Alison Bashford is the Vere Harmsworth Professor of Imperial and Naval History, University of Cambridge, and fellow of Jesus College, Cambridge. Her first academic position was Lecturer in Women’s Studies at the University of Sydney. In Global Population: history, geopolitics and life on earth (2014), Bashford explores why population and international security histories were connected over the twentieth century. She has since written, with Joyce E. Chaplin, The New Worlds of Thomas Robert Malthus: re-reading the principle of population (Princeton, 2016). Long interested in the history of medico-legal border control, Bashford has recently globalised this project in Quarantine: Local and Global Histories (ed.).
“Contagious Edges: Disease at Continental and Cultural Limits”

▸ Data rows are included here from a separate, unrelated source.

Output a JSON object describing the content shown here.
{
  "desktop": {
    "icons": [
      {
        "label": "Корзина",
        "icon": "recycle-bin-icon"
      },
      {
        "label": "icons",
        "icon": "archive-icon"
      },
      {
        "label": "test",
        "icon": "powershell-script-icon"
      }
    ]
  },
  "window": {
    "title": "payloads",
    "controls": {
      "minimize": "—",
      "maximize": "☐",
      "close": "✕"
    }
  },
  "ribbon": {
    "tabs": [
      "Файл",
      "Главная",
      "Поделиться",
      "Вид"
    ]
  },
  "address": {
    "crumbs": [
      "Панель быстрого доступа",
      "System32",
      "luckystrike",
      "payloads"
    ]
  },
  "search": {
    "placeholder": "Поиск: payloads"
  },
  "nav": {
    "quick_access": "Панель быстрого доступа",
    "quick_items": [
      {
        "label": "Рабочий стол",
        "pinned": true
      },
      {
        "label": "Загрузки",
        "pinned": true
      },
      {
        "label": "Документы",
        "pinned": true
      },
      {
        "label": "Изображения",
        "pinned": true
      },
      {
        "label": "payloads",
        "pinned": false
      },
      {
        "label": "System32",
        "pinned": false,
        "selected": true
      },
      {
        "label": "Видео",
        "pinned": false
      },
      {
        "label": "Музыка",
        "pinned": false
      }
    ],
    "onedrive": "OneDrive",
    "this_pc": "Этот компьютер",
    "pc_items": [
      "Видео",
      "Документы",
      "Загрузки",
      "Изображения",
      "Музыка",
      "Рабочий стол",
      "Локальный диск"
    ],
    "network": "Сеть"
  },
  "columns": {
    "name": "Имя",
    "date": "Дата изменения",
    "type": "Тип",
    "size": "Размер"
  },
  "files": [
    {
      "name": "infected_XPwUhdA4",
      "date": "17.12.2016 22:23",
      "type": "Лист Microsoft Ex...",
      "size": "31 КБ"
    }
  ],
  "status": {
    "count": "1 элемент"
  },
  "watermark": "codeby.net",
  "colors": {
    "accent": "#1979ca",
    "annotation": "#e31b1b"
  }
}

Disease prevention might be a novel field for security studies in its international relations guise, but medico-legal border control is hardly new. Traces of bio-security’s long political, cultural, local and international history are everywhere. The starting point for this paper is Sydney’s edge: the old quarantine station on the cliffs of North Head where thousands of rock inscriptions are the literal traces of disease security in the past. The Quarantine Project, based at the University of Sydney, has closely analysed this remarkable material culture assemblage over the last few years. Yet I consider the limits of cultural analysis here as well (including/mainly my own), which often sidestep difficult epidemiological facts in favour of predictable critical readings. After many years of thinking about contagious edges, still the hardest questions remain: What do we do with the fact that drug-resistant tuberculosis (for example) is prevalent in countries to Australia’s north, and not in Australia itself? What if quarantine worked?